But nobody in Utah seems to be in the business of retrofitting old houses with practical solar space-heating systems (and designing such a system from scratch, though tempting, would be incompatible with holding down a day job for a clumsy tinkerer like me). Meanwhile, PV keeps getting cheaper, and Utah has a generous 1:1 net-metering policy, plus a 25% state tax credit on top of the 30% federal tax credit. The last straw was the Susie Hulet Community Solar program, which offers attractive pricing that scales down linearly (except for the city permit fee) to arbitrarily small installations. With the encouragement of my colleague John Armstrong and the good people at Utah Clean Energy, I signed up as soon as the program got up and running, at the end of May.
(At about the same time, I also got a bid from another reputable installer who apologized for not being able to offer me a decent price on such a small system, and suggested I look into the Susie Hulet program instead.)
Apparently I wasn’t the only one who signed up as the program began, because it took the contractor (Gardner Energy) several weeks to process all the applications, conduct site visits, and prepare contracts. On July 9 they gave me my installation date: August 19. Then I patiently waited while the summer sun beat down on my roof.
Finally the day arrived, and the Gardner truck pulled up to my curb with four solar panels strapped to the bed and a trailer full of tools in tow:
The crew of three wasted no time getting to work. Chad and Chase got up on the roof, tied themselves to the chimney, and began installing mounting brackets:
Back on the roof, the mounting rails came next:
By lunch time the mounting hardware was all in place, along with most of the electrical components:
Each of the four panels gets its own Enphase M250 microinverter:
After lunch, Patrick installed the second electrical box:
And before long it was time to hoist up the first of the four SolarWorld Sunmodule Plus 280-watt mono black panels:
The three remaining panels quickly followed:
The system came with this cool monitoring unit, which reads data from the inverters off the power line, displays the current power level, and beams it via wifi onto the internet:
The solar system connects to a new 240-volt breaker in my electrical panel:
The city inspector came to check the wiring just five days after the installation. Then, after three more days, Rocky Mountain Power installed my new net meter:
The meter’s LCD display blinks between showing the energy I’ve pulled off the grid and the energy I’ve pushed onto it. So far, after ten days, those numbers are 25 and 37 kilowatt-hours, respectively. But the Enphase monitor data says I’ve generated a total of 51 kWh during this time, so I must have used another 14 kWh as it came off the solar system, which the meter never saw.
Gardner predicts that this system will generate a total of 1657 kWh per year, and I’ve been using only about 1400 kWh/year, so in a sense I can now claim that “all” of my home’s electricity is solar. But only a fraction of the solar energy is being produced when I need it, so I’m still very much dependent on the grid, and on the coal- and gas-fired power plants that power that grid through the nights and cloudy days.
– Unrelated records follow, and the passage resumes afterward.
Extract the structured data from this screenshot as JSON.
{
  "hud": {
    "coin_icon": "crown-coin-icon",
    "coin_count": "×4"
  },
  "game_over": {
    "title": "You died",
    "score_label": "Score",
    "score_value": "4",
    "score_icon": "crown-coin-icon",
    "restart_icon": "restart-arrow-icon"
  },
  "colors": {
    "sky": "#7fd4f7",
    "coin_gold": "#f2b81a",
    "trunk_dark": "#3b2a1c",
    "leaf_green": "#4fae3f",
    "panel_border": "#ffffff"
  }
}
What about cost? The sticker price of my solar system came to $4251.41, including $260.61 for the Ogden City permit. But I expect to recover 55% of the cost through the federal and state tax credits, so my net up-front cost should be a little over $1900. Under the current rates and net-metering policy I should save about $10/month on my electricity bill (I’ll still pay the $8 minimum monthly fee), so the system would pay for itself in 16 years if rates and policies don’t change. Inevitably the rates and policies will change over that time, so my $1900 investment is rather risky.
If you’re thinking of installing your own solar system, be aware that the return-on-investment calculation depends on all sorts of details that will vary from one installation to another. In all cases, however, we’re talking about thousands of dollars. Before you even consider spending that kind of money, I would strongly urge you to invest the effort to find and eliminate wasteful electricity uses in your home. Mr. Money Mustache has a great article on how to do that. Get yourself a Kill-a-Watt meter at the very least!
Finally, from a broader perspective, let me point out that it’s not very efficient to pay young men to risk their lives up on roofs, installing solar panels a few at a time. At least in Utah where electricity is cheap, the rooftop solar business is viable only because of the tax incentives—and even then, it works only for homeowners with suitable, unshaded roofs and cash to invest (or at least good credit). If the goal is to reduce carbon emissions, it would be far more efficient for society to invest in utility-scale solar farms. Then the economy of scale, ease of installation, and optimized siting would make government subsidies superfluous. But here in Utah our elected officials don’t even believe global warming is real, while they’re happy to provide government subsidies to well-off rugged individualists. So for now, rooftop is the only solar game in town.